> _Instructions to follow_: Every line of the records that contains "screenshot" should be tallied, and only the resulting number returned.

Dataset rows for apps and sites
============
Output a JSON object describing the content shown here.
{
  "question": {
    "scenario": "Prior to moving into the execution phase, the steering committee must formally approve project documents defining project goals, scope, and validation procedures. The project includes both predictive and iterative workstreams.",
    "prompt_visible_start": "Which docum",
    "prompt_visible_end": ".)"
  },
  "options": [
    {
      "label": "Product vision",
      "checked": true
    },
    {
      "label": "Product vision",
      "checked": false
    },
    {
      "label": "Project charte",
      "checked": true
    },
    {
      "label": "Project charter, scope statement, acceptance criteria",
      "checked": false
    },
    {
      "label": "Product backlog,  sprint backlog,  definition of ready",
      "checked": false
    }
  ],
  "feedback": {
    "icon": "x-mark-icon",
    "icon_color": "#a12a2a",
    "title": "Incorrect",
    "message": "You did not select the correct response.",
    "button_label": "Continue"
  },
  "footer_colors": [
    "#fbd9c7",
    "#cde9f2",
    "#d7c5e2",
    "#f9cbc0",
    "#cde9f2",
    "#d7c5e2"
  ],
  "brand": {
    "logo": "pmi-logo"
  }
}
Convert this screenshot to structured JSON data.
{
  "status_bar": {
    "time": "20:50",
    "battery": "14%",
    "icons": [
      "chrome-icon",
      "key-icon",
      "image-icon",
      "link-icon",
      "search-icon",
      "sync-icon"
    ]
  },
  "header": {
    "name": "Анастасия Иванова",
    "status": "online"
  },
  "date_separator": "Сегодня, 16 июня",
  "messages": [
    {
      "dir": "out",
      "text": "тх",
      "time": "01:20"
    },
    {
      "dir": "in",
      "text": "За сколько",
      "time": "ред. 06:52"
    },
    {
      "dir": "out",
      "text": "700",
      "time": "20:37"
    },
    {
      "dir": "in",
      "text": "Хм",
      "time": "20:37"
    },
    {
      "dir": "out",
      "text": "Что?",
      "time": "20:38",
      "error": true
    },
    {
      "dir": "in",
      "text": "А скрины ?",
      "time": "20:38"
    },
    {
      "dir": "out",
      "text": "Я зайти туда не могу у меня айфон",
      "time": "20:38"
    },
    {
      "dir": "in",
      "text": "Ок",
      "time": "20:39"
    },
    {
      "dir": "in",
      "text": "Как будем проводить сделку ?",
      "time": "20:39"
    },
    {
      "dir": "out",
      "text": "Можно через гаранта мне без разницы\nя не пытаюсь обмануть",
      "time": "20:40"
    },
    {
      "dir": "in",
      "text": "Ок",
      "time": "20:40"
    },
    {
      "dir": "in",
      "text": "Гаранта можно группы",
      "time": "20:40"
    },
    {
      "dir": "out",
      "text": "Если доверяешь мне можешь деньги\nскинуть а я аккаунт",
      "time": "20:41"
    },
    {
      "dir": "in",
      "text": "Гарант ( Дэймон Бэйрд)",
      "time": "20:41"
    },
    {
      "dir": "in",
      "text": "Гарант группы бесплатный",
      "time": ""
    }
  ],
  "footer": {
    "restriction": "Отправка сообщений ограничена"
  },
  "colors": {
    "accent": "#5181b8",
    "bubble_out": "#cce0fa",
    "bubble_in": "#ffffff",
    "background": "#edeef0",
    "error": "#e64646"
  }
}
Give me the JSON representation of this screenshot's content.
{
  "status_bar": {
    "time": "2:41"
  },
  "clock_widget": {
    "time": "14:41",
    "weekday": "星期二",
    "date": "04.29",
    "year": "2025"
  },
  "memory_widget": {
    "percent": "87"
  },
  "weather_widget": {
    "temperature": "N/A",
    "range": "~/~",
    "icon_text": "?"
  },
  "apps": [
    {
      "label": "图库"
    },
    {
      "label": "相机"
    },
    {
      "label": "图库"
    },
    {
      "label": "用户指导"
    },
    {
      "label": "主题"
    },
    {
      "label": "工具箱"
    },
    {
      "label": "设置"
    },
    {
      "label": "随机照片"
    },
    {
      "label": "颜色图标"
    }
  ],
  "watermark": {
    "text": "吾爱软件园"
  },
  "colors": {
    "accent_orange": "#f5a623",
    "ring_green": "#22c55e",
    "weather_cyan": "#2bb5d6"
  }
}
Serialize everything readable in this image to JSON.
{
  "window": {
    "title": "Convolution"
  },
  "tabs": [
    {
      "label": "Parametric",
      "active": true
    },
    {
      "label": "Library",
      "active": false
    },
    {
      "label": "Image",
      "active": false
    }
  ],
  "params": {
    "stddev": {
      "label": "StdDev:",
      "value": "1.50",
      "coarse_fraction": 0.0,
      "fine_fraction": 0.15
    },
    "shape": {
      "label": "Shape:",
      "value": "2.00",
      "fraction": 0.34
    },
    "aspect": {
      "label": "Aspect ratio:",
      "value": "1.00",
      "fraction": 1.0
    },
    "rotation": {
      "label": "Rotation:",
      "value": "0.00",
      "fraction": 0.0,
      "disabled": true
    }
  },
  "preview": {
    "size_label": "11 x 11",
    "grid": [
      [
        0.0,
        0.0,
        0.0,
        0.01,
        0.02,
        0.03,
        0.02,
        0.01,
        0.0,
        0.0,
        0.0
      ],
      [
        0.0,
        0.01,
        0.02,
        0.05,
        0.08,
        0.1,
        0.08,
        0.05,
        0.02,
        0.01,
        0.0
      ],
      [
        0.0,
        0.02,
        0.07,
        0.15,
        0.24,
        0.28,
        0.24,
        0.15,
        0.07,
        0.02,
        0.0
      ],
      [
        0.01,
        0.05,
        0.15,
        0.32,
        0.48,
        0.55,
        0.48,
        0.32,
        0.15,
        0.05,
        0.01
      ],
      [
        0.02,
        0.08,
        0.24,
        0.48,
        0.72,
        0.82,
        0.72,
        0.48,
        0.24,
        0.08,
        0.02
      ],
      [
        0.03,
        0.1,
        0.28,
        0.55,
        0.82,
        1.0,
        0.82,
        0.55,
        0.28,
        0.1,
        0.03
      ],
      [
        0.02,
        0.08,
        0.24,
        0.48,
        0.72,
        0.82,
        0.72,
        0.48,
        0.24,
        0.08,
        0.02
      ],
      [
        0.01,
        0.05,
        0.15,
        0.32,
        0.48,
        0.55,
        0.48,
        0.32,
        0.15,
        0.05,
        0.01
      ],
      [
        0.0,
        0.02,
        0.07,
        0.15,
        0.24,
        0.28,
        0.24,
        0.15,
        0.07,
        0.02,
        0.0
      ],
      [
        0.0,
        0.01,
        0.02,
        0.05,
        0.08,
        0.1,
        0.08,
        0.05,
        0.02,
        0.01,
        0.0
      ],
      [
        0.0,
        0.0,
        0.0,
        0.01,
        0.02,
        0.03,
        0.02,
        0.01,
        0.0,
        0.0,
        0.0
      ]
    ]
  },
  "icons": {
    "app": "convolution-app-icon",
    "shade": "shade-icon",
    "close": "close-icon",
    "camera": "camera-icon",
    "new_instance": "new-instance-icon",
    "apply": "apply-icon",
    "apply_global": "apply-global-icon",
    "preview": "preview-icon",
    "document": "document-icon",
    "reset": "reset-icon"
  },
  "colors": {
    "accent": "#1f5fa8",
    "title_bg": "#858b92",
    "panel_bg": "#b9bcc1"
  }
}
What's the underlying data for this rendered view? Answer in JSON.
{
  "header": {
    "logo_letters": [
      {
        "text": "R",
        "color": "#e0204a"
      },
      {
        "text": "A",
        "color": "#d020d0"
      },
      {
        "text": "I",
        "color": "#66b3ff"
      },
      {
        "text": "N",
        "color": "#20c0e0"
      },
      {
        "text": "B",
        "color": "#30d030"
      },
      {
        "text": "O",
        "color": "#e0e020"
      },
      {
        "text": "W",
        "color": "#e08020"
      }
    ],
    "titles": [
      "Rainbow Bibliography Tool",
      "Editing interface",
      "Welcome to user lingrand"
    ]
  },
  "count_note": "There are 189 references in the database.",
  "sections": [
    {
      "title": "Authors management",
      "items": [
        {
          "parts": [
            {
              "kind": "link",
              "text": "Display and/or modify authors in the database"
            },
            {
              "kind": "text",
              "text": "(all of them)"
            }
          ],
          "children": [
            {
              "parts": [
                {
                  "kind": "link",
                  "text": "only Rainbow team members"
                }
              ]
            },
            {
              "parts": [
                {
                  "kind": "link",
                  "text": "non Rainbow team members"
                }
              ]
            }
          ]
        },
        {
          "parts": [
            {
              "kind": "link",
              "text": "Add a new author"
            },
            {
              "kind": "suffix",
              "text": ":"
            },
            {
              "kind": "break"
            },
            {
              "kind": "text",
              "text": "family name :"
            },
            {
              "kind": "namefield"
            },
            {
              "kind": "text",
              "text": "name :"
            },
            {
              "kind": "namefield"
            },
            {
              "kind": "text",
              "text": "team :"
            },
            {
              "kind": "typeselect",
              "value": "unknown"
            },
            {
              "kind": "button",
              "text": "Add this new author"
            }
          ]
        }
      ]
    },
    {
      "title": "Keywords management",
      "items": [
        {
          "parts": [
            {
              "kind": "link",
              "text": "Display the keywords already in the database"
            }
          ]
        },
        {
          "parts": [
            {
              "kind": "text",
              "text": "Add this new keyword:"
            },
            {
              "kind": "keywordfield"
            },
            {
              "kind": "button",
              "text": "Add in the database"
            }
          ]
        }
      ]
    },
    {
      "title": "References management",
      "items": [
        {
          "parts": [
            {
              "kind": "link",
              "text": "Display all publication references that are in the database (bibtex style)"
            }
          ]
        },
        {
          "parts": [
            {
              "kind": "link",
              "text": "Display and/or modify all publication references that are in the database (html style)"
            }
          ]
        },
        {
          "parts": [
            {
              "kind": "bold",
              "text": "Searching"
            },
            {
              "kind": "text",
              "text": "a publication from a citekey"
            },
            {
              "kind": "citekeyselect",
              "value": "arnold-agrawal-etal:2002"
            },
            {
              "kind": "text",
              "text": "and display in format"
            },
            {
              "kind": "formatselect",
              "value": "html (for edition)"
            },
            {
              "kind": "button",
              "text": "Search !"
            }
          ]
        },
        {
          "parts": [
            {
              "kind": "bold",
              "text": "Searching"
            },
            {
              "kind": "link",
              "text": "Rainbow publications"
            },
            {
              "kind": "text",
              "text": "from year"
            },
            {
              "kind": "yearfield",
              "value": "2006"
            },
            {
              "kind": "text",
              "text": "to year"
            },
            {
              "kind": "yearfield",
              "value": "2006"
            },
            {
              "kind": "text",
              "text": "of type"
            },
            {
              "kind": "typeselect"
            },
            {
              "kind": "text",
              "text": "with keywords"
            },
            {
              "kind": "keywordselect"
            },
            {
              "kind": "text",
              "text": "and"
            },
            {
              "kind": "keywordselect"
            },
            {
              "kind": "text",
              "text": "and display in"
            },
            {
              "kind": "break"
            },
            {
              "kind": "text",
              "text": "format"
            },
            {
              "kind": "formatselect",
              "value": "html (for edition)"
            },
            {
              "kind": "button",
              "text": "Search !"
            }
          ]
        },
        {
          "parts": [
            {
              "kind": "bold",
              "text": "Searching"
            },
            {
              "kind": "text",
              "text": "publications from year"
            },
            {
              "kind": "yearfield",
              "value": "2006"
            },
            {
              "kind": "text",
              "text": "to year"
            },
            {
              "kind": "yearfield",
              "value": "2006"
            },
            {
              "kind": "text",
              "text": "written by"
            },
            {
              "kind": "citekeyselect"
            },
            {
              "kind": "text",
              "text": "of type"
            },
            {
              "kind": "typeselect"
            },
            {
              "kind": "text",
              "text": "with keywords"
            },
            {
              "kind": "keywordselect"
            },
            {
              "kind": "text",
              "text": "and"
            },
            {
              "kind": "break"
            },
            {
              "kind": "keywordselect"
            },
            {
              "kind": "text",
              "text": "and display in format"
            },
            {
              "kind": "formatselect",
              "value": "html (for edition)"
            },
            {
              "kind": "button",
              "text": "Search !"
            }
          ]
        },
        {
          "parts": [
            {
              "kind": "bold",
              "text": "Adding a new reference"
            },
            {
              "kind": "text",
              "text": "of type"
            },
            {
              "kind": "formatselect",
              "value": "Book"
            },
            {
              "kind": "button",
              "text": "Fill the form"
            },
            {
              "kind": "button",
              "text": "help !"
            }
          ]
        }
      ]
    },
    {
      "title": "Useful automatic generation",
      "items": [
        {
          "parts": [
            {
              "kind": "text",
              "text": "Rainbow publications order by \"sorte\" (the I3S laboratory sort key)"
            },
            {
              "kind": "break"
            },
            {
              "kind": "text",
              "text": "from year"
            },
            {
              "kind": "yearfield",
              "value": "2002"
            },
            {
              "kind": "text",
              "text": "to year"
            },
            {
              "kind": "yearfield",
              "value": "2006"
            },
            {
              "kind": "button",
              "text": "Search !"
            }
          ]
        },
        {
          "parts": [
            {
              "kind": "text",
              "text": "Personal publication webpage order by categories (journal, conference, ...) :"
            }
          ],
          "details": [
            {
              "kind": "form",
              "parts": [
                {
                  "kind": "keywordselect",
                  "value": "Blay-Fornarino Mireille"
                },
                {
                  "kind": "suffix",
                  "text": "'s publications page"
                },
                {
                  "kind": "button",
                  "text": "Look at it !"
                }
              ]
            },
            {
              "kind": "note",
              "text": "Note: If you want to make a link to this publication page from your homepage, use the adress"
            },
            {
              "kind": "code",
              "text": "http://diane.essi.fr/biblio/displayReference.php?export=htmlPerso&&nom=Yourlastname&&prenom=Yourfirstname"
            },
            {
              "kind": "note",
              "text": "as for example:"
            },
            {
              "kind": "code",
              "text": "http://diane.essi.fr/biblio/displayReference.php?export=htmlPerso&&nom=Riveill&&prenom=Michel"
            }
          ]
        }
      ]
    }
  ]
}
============
> _Worked solution_: 2